• [TRY IT] Which lines in the records below hold the word "name"? Copy each of them.

• [STORED DATA]
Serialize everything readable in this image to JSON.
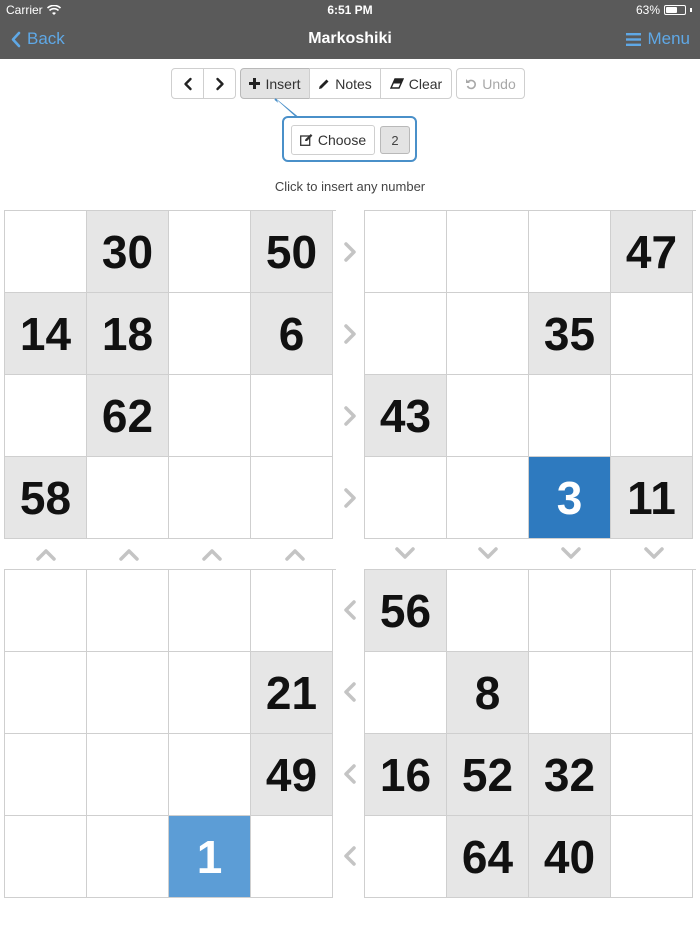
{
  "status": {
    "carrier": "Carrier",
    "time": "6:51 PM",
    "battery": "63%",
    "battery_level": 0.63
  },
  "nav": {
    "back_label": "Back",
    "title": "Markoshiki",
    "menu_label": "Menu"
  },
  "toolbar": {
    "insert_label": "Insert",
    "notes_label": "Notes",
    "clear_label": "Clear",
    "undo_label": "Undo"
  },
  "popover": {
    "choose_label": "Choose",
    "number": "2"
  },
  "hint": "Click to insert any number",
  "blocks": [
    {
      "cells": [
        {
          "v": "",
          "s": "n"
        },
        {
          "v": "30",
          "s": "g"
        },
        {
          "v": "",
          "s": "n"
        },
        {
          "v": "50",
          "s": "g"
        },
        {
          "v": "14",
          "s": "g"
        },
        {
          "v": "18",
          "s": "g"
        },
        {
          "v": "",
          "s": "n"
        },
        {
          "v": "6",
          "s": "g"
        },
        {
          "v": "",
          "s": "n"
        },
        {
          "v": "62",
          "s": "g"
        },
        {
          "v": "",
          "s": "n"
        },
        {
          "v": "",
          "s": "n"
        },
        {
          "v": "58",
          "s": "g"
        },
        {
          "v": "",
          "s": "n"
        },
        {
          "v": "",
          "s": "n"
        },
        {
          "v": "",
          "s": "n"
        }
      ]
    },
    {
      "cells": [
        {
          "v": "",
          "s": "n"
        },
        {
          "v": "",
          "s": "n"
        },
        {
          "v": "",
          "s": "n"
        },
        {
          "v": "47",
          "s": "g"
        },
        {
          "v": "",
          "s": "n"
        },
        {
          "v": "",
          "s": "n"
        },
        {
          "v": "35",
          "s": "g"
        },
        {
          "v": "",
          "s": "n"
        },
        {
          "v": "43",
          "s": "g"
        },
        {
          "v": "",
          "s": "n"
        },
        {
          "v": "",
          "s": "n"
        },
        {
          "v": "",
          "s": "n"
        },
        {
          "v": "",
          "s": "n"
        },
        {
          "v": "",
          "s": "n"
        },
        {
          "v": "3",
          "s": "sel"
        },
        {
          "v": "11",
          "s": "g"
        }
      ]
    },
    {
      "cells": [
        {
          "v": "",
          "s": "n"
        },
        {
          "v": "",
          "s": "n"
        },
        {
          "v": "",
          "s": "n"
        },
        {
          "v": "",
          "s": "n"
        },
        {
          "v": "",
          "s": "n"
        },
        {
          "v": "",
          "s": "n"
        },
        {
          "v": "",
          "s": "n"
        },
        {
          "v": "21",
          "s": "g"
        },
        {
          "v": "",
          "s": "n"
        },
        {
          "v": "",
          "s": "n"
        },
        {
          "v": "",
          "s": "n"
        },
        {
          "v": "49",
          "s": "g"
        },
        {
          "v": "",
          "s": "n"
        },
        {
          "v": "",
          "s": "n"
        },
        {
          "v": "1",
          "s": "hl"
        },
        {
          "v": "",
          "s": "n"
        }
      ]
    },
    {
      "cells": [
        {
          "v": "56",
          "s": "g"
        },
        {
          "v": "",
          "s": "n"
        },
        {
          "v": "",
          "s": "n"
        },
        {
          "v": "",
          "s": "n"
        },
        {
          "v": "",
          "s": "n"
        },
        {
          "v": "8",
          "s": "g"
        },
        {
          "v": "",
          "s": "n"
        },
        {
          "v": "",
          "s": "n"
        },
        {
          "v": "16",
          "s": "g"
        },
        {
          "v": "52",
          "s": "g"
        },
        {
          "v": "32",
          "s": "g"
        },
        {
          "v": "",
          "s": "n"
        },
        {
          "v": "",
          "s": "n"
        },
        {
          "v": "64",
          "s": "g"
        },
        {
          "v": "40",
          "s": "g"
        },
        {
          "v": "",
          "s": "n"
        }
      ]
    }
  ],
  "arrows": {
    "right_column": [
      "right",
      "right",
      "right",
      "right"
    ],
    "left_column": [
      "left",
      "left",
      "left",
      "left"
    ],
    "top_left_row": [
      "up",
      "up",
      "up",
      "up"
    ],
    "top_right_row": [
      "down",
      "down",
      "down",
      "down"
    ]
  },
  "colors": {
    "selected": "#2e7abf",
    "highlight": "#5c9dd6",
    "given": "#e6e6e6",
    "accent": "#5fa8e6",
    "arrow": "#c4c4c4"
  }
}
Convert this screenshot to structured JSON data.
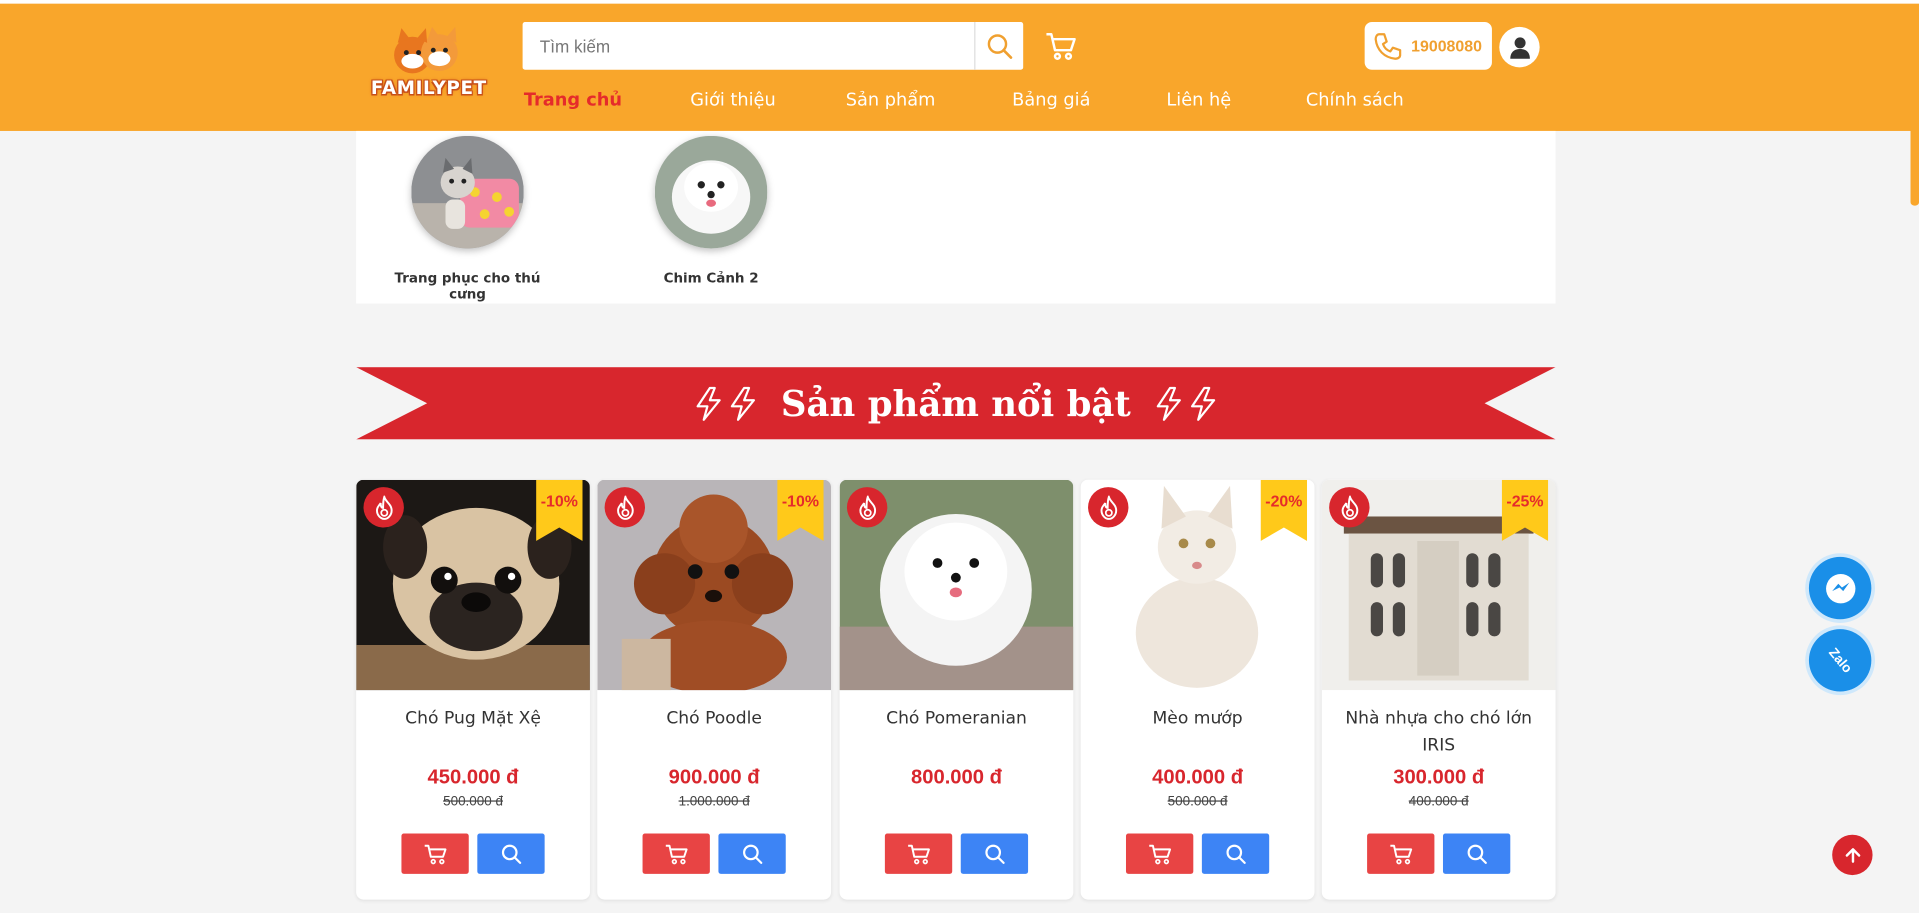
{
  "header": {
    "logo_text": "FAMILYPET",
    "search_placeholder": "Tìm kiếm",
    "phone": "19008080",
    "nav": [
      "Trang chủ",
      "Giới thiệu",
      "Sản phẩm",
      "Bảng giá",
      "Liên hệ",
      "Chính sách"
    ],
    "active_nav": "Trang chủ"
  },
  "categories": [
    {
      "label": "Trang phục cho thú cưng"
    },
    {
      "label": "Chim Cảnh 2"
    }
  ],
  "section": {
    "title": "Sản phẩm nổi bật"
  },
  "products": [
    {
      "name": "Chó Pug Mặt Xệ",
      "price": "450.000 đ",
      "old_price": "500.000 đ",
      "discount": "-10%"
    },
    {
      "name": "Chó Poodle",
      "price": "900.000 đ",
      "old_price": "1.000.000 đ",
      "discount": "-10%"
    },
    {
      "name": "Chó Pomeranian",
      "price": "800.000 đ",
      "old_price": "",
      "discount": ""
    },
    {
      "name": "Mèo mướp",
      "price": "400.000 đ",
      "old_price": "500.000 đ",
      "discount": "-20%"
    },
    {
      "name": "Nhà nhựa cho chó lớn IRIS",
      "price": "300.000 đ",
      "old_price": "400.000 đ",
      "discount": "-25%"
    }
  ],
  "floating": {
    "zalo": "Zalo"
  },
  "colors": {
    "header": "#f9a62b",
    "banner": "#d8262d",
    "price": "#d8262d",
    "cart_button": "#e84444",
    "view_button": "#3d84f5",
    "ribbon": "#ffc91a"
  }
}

• [WRITTEN RESPONSE]
      "name": "Chó Pug Mặt Xệ",
      "name": "Chó Poodle",
      "name": "Chó Pomeranian",
      "name": "Mèo mướp",
      "name": "Nhà nhựa cho chó lớn IRIS",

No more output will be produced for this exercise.